From now on, you’re going to start thinking about space as a sort of grid system. Here, there are two directions: the $x$-direction, and the $y$-direction. Of course, you can go in a combination of these two directions, as the cannonball was doing before. But now that we have this grid system, we easily describe both the magnitude and the direction of any vector. Notwithstanding my bad drawing, the vector above has a magnitude of $5m/s$, and its direction is along the positive $x$-axis. In general, we measure the direction (or angle) of the vector by starting on the positive $x$-axis and rotating counterclockwise until we get to the direction that the vector is pointing.
This is all well and good, but I know that many of you are observant, and might ask, “If we have a vector going diagonally, can we describe it by talking about how much it moves in the $x$ direction and how much it moves in the $y$ direction?”
The answer is yes!
This highlights an important part of vectors: we can decompose them into their constituent parts. While it might be difficult to think about a certain motion in three dimensions, it’s much easier to think of the motion with a component in each of the $x$, $y$, and $z$ directions. Then, we can calculate things along each of those directions, before finally packaging everything up in the end to give a vector description of the motion.
(I want to take a second to mention that, of course, you can generalize the notion of what a vector is and what kinds of things you can do with them. This generalization usually leads you to the area of linear algebra, but we will focus for now with regular vectors that you can visualize as arrows, either in two or three dimensions.)
We will slowly build up to some interesting interesting results with these vectors, but I want to specify that I’m going to try and bring the logic and thinking behind a lot of these concepts from the perspective of someone who is looking to do physics. It can be all well and good to take a mathematician’s or computer scientist’s approach, but we’ll leave that to the side for now.
At this moment, you might be wondering something along the lines of, “Are these vectors really going to be that useful in physics?” The answer is a resounding yes. It may seem like vectors are only useful for describing the paths of bodies being launched, but the truth is that vectors are used all over the place. We use them to describe the equations of motion of bodies, the way electric and magnetic fields work, and basically anything that you can describe with the notion of forces. So basically all of physics, really.

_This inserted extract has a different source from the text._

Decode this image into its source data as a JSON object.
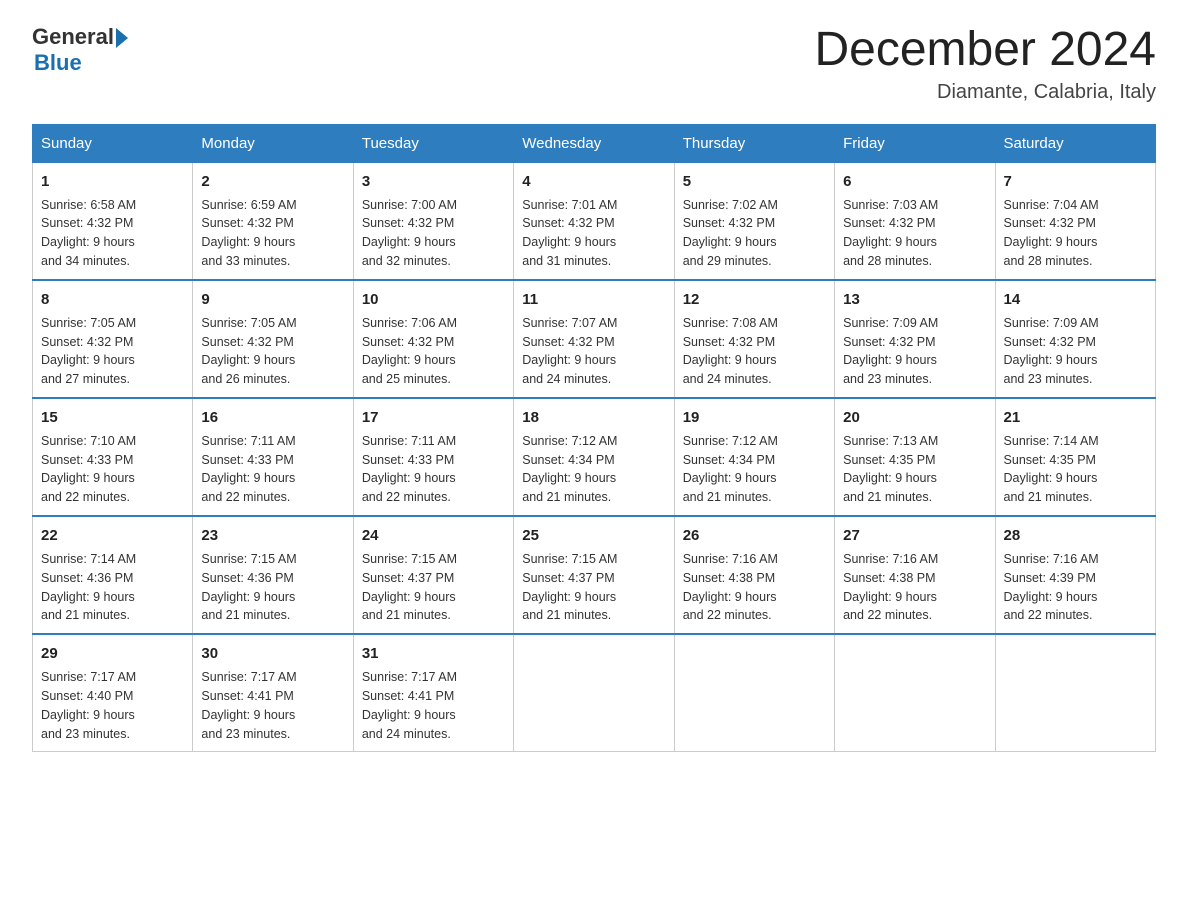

For now, I just want you to take this initial point away: vectors specify magnitudes and directions, and we can add and subtract them component-wise in order to figure out how vectors interact with each other.